What to do
Please copy all of the records exactly, leaving nothing out.

[Records provided — start]

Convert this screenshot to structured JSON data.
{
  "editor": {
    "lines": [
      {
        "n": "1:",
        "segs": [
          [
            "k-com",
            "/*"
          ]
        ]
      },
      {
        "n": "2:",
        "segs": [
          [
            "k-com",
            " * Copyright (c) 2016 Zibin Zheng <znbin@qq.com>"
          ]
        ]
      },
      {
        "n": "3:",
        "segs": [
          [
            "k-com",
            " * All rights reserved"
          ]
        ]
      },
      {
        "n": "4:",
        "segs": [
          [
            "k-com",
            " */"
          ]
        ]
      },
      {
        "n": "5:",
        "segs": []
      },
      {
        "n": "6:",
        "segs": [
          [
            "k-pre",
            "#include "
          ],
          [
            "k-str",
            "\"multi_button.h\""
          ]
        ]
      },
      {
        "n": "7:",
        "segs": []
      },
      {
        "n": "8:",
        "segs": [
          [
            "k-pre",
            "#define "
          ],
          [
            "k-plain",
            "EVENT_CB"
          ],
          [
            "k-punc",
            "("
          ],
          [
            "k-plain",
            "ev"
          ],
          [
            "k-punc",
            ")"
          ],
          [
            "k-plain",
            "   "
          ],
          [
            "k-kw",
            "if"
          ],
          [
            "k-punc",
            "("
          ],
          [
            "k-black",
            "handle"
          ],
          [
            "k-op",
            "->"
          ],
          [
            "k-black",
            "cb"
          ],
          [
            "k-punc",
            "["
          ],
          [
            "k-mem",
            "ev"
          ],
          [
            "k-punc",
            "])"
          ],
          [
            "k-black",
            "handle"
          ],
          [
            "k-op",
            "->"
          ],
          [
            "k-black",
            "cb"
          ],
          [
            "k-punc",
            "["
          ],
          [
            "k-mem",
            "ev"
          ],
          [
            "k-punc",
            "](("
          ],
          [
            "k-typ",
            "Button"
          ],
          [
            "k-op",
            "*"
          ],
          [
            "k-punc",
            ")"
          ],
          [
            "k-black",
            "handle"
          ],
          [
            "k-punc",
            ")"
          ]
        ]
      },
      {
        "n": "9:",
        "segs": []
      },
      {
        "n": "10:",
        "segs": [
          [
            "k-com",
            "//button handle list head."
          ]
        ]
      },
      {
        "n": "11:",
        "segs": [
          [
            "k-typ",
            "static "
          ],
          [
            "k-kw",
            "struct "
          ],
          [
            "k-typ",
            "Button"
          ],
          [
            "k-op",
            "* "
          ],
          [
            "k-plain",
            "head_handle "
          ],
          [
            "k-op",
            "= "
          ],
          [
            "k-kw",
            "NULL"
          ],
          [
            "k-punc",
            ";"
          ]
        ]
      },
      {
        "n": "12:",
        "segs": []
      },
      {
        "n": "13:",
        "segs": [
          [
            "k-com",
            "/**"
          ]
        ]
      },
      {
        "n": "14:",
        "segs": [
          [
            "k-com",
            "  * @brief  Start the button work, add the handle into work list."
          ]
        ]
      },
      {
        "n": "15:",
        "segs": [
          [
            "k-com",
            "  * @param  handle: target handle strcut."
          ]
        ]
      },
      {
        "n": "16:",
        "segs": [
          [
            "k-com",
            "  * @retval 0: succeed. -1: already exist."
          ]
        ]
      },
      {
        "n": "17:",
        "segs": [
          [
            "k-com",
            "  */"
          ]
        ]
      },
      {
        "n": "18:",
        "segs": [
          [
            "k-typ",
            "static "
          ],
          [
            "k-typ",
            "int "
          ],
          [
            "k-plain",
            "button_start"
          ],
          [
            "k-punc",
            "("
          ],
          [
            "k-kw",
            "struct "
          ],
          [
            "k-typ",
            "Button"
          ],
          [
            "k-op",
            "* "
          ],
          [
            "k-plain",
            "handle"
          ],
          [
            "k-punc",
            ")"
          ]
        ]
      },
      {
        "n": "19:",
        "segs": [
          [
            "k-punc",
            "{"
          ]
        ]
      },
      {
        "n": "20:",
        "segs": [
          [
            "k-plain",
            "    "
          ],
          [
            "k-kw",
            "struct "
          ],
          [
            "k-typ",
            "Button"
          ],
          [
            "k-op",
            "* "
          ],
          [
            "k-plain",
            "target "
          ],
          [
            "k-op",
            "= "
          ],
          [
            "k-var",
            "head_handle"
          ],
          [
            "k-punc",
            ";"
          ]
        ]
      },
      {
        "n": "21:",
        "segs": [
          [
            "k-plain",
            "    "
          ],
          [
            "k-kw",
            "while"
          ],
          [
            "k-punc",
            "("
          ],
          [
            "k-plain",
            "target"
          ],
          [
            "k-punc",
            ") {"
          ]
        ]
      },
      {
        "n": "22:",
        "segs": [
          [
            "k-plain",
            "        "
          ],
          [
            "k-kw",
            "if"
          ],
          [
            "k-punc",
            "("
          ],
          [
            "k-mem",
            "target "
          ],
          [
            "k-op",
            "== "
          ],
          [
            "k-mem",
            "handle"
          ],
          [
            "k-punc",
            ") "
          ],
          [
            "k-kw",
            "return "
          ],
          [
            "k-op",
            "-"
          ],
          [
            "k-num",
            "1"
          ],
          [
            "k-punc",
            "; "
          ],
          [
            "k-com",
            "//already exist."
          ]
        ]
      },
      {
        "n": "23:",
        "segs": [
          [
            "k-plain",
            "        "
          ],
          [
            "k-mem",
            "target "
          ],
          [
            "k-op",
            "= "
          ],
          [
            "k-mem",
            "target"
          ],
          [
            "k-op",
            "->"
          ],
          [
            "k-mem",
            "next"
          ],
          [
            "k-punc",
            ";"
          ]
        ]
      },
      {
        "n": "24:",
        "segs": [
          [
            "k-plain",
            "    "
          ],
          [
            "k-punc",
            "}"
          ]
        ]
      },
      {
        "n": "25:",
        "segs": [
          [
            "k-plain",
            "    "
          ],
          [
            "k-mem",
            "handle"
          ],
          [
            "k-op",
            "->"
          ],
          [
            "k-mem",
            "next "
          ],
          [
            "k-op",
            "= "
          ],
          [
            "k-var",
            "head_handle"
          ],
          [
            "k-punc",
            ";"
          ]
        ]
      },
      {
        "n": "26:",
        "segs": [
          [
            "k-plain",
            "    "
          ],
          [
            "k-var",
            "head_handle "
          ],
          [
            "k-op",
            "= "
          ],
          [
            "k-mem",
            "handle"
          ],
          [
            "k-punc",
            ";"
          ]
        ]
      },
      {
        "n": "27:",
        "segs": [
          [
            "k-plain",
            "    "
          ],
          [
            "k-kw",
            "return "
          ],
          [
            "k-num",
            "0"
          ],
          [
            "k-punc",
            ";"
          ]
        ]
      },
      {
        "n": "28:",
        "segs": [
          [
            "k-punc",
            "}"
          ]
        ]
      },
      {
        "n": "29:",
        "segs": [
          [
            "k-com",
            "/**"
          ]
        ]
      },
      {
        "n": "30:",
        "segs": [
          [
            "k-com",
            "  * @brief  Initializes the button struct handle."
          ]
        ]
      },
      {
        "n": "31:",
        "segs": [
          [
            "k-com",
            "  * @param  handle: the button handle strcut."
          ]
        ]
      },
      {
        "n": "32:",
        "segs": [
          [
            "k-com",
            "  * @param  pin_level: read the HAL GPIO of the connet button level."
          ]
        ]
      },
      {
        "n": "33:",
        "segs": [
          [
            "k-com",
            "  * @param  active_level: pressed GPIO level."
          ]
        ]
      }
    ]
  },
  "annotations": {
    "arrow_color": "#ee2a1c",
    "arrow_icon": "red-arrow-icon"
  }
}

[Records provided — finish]

Exercise answer
Convert this screenshot to structured JSON data.
{
  "editor": {
    "lines": [
      {
        "n": "1:",
        "segs": [
          [
            "k-com",
            "/*"
          ]
        ]
      },
      {
        "n": "2:",
        "segs": [
          [
            "k-com",
            " * Copyright (c) 2016 Zibin Zheng <znbin@qq.com>"
          ]
        ]
      },
      {
        "n": "3:",
        "segs": [
          [
            "k-com",
            " * All rights reserved"
          ]
        ]
      },
      {
        "n": "4:",
        "segs": [
          [
            "k-com",
            " */"
          ]
        ]
      },
      {
        "n": "5:",
        "segs": []
      },
      {
        "n": "6:",
        "segs": [
          [
            "k-pre",
            "#include "
          ],
          [
            "k-str",
            "\"multi_button.h\""
          ]
        ]
      },
      {
        "n": "7:",
        "segs": []
      },
      {
        "n": "8:",
        "segs": [
          [
            "k-pre",
            "#define "
          ],
          [
            "k-plain",
            "EVENT_CB"
          ],
          [
            "k-punc",
            "("
          ],
          [
            "k-plain",
            "ev"
          ],
          [
            "k-punc",
            ")"
          ],
          [
            "k-plain",
            "   "
          ],
          [
            "k-kw",
            "if"
          ],
          [
            "k-punc",
            "("
          ],
          [
            "k-black",
            "handle"
          ],
          [
            "k-op",
            "->"
          ],
          [
            "k-black",
            "cb"
          ],
          [
            "k-punc",
            "["
          ],
          [
            "k-mem",
            "ev"
          ],
          [
            "k-punc",
            "])"
          ],
          [
            "k-black",
            "handle"
          ],
          [
            "k-op",
            "->"
          ],
          [
            "k-black",
            "cb"
          ],
          [
            "k-punc",
            "["
          ],
          [
            "k-mem",
            "ev"
          ],
          [
            "k-punc",
            "](("
          ],
          [
            "k-typ",
            "Button"
          ],
          [
            "k-op",
            "*"
          ],
          [
            "k-punc",
            ")"
          ],
          [
            "k-black",
            "handle"
          ],
          [
            "k-punc",
            ")"
          ]
        ]
      },
      {
        "n": "9:",
        "segs": []
      },
      {
        "n": "10:",
        "segs": [
          [
            "k-com",
            "//button handle list head."
          ]
        ]
      },
      {
        "n": "11:",
        "segs": [
          [
            "k-typ",
            "static "
          ],
          [
            "k-kw",
            "struct "
          ],
          [
            "k-typ",
            "Button"
          ],
          [
            "k-op",
            "* "
          ],
          [
            "k-plain",
            "head_handle "
          ],
          [
            "k-op",
            "= "
          ],
          [
            "k-kw",
            "NULL"
          ],
          [
            "k-punc",
            ";"
          ]
        ]
      },
      {
        "n": "12:",
        "segs": []
      },
      {
        "n": "13:",
        "segs": [
          [
            "k-com",
            "/**"
          ]
        ]
      },
      {
        "n": "14:",
        "segs": [
          [
            "k-com",
            "  * @brief  Start the button work, add the handle into work list."
          ]
        ]
      },
      {
        "n": "15:",
        "segs": [
          [
            "k-com",
            "  * @param  handle: target handle strcut."
          ]
        ]
      },
      {
        "n": "16:",
        "segs": [
          [
            "k-com",
            "  * @retval 0: succeed. -1: already exist."
          ]
        ]
      },
      {
        "n": "17:",
        "segs": [
          [
            "k-com",
            "  */"
          ]
        ]
      },
      {
        "n": "18:",
        "segs": [
          [
            "k-typ",
            "static "
          ],
          [
            "k-typ",
            "int "
          ],
          [
            "k-plain",
            "button_start"
          ],
          [
            "k-punc",
            "("
          ],
          [
            "k-kw",
            "struct "
          ],
          [
            "k-typ",
            "Button"
          ],
          [
            "k-op",
            "* "
          ],
          [
            "k-plain",
            "handle"
          ],
          [
            "k-punc",
            ")"
          ]
        ]
      },
      {
        "n": "19:",
        "segs": [
          [
            "k-punc",
            "{"
          ]
        ]
      },
      {
        "n": "20:",
        "segs": [
          [
            "k-plain",
            "    "
          ],
          [
            "k-kw",
            "struct "
          ],
          [
            "k-typ",
            "Button"
          ],
          [
            "k-op",
            "* "
          ],
          [
            "k-plain",
            "target "
          ],
          [
            "k-op",
            "= "
          ],
          [
            "k-var",
            "head_handle"
          ],
          [
            "k-punc",
            ";"
          ]
        ]
      },
      {
        "n": "21:",
        "segs": [
          [
            "k-plain",
            "    "
          ],
          [
            "k-kw",
            "while"
          ],
          [
            "k-punc",
            "("
          ],
          [
            "k-plain",
            "target"
          ],
          [
            "k-punc",
            ") {"
          ]
        ]
      },
      {
        "n": "22:",
        "segs": [
          [
            "k-plain",
            "        "
          ],
          [
            "k-kw",
            "if"
          ],
          [
            "k-punc",
            "("
          ],
          [
            "k-mem",
            "target "
          ],
          [
            "k-op",
            "== "
          ],
          [
            "k-mem",
            "handle"
          ],
          [
            "k-punc",
            ") "
          ],
          [
            "k-kw",
            "return "
          ],
          [
            "k-op",
            "-"
          ],
          [
            "k-num",
            "1"
          ],
          [
            "k-punc",
            "; "
          ],
          [
            "k-com",
            "//already exist."
          ]
        ]
      },
      {
        "n": "23:",
        "segs": [
          [
            "k-plain",
            "        "
          ],
          [
            "k-mem",
            "target "
          ],
          [
            "k-op",
            "= "
          ],
          [
            "k-mem",
            "target"
          ],
          [
            "k-op",
            "->"
          ],
          [
            "k-mem",
            "next"
          ],
          [
            "k-punc",
            ";"
          ]
        ]
      },
      {
        "n": "24:",
        "segs": [
          [
            "k-plain",
            "    "
          ],
          [
            "k-punc",
            "}"
          ]
        ]
      },
      {
        "n": "25:",
        "segs": [
          [
            "k-plain",
            "    "
          ],
          [
            "k-mem",
            "handle"
          ],
          [
            "k-op",
            "->"
          ],
          [
            "k-mem",
            "next "
          ],
          [
            "k-op",
            "= "
          ],
          [
            "k-var",
            "head_handle"
          ],
          [
            "k-punc",
            ";"
          ]
        ]
      },
      {
        "n": "26:",
        "segs": [
          [
            "k-plain",
            "    "
          ],
          [
            "k-var",
            "head_handle "
          ],
          [
            "k-op",
            "= "
          ],
          [
            "k-mem",
            "handle"
          ],
          [
            "k-punc",
            ";"
          ]
        ]
      },
      {
        "n": "27:",
        "segs": [
          [
            "k-plain",
            "    "
          ],
          [
            "k-kw",
            "return "
          ],
          [
            "k-num",
            "0"
          ],
          [
            "k-punc",
            ";"
          ]
        ]
      },
      {
        "n": "28:",
        "segs": [
          [
            "k-punc",
            "}"
          ]
        ]
      },
      {
        "n": "29:",
        "segs": [
          [
            "k-com",
            "/**"
          ]
        ]
      },
      {
        "n": "30:",
        "segs": [
          [
            "k-com",
            "  * @brief  Initializes the button struct handle."
          ]
        ]
      },
      {
        "n": "31:",
        "segs": [
          [
            "k-com",
            "  * @param  handle: the button handle strcut."
          ]
        ]
      },
      {
        "n": "32:",
        "segs": [
          [
            "k-com",
            "  * @param  pin_level: read the HAL GPIO of the connet button level."
          ]
        ]
      },
      {
        "n": "33:",
        "segs": [
          [
            "k-com",
            "  * @param  active_level: pressed GPIO level."
          ]
        ]
      }
    ]
  },
  "annotations": {
    "arrow_color": "#ee2a1c",
    "arrow_icon": "red-arrow-icon"
  }
}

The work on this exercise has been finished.